TASK DESCRIPTION =
For each line in the data below that holds "with", return a copy.

SUPPLIED MATERIAL =
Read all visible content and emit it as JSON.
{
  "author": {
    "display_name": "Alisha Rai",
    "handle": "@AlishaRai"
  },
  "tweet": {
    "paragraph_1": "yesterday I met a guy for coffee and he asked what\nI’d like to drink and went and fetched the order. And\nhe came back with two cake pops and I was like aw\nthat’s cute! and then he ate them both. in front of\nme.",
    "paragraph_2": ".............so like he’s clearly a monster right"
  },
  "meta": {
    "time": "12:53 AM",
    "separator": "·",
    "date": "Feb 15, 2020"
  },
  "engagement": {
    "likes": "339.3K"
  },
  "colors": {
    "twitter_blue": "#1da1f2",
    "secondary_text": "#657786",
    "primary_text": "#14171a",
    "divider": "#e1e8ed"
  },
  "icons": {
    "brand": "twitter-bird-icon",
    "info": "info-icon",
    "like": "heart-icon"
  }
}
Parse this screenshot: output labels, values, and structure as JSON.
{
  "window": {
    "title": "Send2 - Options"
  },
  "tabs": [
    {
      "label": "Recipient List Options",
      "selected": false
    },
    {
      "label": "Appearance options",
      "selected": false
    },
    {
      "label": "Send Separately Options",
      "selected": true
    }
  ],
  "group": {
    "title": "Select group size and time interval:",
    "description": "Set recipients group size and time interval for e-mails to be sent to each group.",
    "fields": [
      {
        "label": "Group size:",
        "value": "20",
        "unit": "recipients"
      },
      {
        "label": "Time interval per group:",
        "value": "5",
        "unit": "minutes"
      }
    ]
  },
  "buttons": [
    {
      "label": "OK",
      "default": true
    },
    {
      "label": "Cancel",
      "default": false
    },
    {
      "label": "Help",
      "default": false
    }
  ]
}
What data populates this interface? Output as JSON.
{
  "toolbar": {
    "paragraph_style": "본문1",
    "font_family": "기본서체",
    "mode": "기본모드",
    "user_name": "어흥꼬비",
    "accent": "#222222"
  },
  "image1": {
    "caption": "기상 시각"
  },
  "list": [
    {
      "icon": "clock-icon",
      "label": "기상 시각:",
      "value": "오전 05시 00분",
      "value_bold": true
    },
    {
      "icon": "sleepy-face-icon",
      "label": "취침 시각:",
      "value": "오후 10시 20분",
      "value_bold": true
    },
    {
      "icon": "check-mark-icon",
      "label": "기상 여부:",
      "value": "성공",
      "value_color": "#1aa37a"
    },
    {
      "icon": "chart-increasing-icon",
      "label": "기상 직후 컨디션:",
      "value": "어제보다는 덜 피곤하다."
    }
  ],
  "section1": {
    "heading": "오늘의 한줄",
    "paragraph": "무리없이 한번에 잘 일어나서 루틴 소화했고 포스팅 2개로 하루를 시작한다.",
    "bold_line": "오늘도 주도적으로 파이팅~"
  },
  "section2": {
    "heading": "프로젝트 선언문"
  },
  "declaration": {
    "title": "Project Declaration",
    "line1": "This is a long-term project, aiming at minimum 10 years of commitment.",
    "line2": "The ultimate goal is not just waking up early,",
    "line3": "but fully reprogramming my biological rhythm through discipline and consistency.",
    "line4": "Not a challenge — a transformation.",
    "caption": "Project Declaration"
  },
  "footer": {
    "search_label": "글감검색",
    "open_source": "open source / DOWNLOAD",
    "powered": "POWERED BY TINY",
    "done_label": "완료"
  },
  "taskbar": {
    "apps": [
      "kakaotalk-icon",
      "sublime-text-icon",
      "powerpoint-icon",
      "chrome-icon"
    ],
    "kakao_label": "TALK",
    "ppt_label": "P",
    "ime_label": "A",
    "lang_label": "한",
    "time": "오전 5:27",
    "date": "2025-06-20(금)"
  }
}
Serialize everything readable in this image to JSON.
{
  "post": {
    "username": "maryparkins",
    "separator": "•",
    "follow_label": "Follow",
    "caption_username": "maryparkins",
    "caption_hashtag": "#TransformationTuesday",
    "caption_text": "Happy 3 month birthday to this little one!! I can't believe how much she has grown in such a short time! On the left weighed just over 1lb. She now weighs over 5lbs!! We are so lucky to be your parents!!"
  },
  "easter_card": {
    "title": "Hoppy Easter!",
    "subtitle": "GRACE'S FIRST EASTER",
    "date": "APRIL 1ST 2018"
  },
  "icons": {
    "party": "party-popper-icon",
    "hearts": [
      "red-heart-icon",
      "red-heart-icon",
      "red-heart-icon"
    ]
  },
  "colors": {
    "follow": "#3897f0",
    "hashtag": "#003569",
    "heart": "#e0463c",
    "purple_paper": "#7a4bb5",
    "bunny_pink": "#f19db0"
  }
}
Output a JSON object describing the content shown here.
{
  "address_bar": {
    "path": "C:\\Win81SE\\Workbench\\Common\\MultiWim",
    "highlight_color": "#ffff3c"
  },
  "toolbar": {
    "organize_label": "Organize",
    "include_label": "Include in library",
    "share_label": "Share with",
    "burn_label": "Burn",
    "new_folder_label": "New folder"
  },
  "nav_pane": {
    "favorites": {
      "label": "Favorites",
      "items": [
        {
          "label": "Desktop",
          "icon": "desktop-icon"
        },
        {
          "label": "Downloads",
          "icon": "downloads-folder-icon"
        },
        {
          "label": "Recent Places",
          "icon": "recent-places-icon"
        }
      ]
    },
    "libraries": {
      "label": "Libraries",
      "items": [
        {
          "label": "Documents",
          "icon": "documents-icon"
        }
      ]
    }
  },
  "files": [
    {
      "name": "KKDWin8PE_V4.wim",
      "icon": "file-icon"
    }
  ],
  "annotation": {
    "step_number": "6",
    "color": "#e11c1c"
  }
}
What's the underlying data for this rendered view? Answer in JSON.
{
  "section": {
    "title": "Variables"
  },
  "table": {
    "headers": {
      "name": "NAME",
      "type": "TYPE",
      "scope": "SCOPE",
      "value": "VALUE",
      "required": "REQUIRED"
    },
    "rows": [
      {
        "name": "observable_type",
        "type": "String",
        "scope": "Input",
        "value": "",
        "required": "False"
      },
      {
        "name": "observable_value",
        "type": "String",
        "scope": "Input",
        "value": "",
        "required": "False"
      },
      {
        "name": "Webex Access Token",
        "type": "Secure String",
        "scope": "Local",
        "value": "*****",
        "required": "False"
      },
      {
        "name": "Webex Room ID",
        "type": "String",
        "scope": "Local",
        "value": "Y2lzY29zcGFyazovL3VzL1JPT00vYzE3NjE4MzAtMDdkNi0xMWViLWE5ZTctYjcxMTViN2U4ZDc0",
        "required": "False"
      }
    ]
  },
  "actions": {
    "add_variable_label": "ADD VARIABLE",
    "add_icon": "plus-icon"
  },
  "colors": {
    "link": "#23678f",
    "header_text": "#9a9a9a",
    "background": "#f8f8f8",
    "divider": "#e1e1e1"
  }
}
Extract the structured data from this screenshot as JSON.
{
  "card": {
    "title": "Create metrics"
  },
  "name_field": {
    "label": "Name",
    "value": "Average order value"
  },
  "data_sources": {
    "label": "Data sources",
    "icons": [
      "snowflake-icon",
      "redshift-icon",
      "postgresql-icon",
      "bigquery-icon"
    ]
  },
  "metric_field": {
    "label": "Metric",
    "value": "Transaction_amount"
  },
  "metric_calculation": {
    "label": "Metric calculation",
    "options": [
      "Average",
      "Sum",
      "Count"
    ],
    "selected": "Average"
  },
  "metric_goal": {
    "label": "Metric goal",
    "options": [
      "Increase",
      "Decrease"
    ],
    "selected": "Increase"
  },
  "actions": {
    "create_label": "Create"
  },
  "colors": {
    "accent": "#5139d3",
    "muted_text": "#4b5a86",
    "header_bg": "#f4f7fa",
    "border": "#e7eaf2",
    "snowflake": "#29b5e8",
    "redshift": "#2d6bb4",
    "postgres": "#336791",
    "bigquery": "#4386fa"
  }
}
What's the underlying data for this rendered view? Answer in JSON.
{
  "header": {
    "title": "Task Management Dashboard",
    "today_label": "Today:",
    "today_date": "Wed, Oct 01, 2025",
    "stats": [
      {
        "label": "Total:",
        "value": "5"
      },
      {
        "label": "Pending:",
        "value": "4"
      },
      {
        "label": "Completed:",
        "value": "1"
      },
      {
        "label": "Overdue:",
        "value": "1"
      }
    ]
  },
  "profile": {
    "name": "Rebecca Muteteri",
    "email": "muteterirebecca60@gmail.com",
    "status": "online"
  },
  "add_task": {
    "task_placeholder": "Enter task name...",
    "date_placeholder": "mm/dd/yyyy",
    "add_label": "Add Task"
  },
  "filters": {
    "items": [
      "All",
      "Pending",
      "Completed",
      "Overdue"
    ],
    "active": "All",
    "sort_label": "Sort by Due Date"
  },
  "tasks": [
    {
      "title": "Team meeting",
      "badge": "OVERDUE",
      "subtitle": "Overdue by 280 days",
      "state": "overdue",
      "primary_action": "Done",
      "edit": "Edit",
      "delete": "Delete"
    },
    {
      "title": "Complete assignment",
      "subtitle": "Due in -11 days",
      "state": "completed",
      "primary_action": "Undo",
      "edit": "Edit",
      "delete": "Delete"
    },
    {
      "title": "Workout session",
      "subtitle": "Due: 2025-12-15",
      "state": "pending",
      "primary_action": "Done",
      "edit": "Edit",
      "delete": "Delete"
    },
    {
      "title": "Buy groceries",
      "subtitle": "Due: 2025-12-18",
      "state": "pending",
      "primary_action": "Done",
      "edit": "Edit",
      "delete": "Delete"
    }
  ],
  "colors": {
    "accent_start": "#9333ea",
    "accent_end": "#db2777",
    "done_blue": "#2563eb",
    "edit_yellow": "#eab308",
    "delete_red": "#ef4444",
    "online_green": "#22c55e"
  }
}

SOLUTION FOR THIS EXERCISE =
    "paragraph_1": "yesterday I met a guy for coffee and he asked what\nI’d like to drink and went and fetched the order. And\nhe came back with two cake pops and I was like aw\nthat’s cute! and then he ate them both. in front of\nme.",
    "share_label": "Share with",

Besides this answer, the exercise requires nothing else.